EXERCISE BRIEF:
Retype all entries exactly, skipping pictures.

GIVEN ENTRIES section start

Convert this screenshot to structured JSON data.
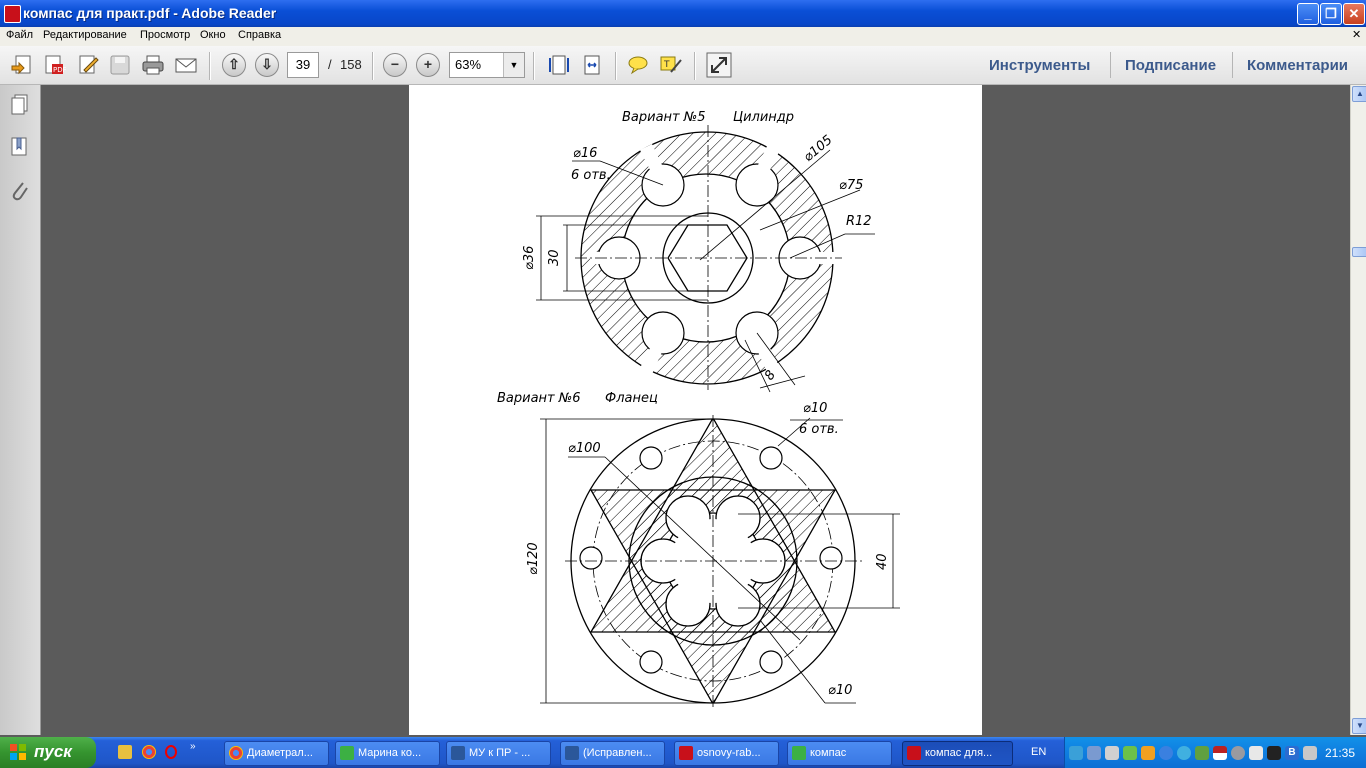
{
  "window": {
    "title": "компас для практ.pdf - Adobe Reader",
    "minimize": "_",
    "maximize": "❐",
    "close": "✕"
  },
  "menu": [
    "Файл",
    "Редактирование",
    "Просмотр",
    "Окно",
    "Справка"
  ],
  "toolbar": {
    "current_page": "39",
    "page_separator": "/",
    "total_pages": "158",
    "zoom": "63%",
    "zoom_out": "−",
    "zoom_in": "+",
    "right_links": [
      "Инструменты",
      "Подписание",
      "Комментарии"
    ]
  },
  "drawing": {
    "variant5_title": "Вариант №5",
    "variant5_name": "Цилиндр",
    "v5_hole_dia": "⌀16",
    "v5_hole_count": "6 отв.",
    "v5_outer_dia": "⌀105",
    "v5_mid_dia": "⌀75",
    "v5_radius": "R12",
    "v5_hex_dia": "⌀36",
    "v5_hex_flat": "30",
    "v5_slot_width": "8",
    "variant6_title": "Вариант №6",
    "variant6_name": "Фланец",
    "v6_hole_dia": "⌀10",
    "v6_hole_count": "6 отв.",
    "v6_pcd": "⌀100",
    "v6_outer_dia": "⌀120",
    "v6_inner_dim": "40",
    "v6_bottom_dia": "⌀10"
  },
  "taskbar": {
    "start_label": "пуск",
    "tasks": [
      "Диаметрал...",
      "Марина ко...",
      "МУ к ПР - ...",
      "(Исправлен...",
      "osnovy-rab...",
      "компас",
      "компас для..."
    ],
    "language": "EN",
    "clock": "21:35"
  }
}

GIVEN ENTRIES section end

FINAL ANSWER:
Convert this screenshot to structured JSON data.
{
  "window": {
    "title": "компас для практ.pdf - Adobe Reader",
    "minimize": "_",
    "maximize": "❐",
    "close": "✕"
  },
  "menu": [
    "Файл",
    "Редактирование",
    "Просмотр",
    "Окно",
    "Справка"
  ],
  "toolbar": {
    "current_page": "39",
    "page_separator": "/",
    "total_pages": "158",
    "zoom": "63%",
    "zoom_out": "−",
    "zoom_in": "+",
    "right_links": [
      "Инструменты",
      "Подписание",
      "Комментарии"
    ]
  },
  "drawing": {
    "variant5_title": "Вариант №5",
    "variant5_name": "Цилиндр",
    "v5_hole_dia": "⌀16",
    "v5_hole_count": "6 отв.",
    "v5_outer_dia": "⌀105",
    "v5_mid_dia": "⌀75",
    "v5_radius": "R12",
    "v5_hex_dia": "⌀36",
    "v5_hex_flat": "30",
    "v5_slot_width": "8",
    "variant6_title": "Вариант №6",
    "variant6_name": "Фланец",
    "v6_hole_dia": "⌀10",
    "v6_hole_count": "6 отв.",
    "v6_pcd": "⌀100",
    "v6_outer_dia": "⌀120",
    "v6_inner_dim": "40",
    "v6_bottom_dia": "⌀10"
  },
  "taskbar": {
    "start_label": "пуск",
    "tasks": [
      "Диаметрал...",
      "Марина ко...",
      "МУ к ПР - ...",
      "(Исправлен...",
      "osnovy-rab...",
      "компас",
      "компас для..."
    ],
    "language": "EN",
    "clock": "21:35"
  }
}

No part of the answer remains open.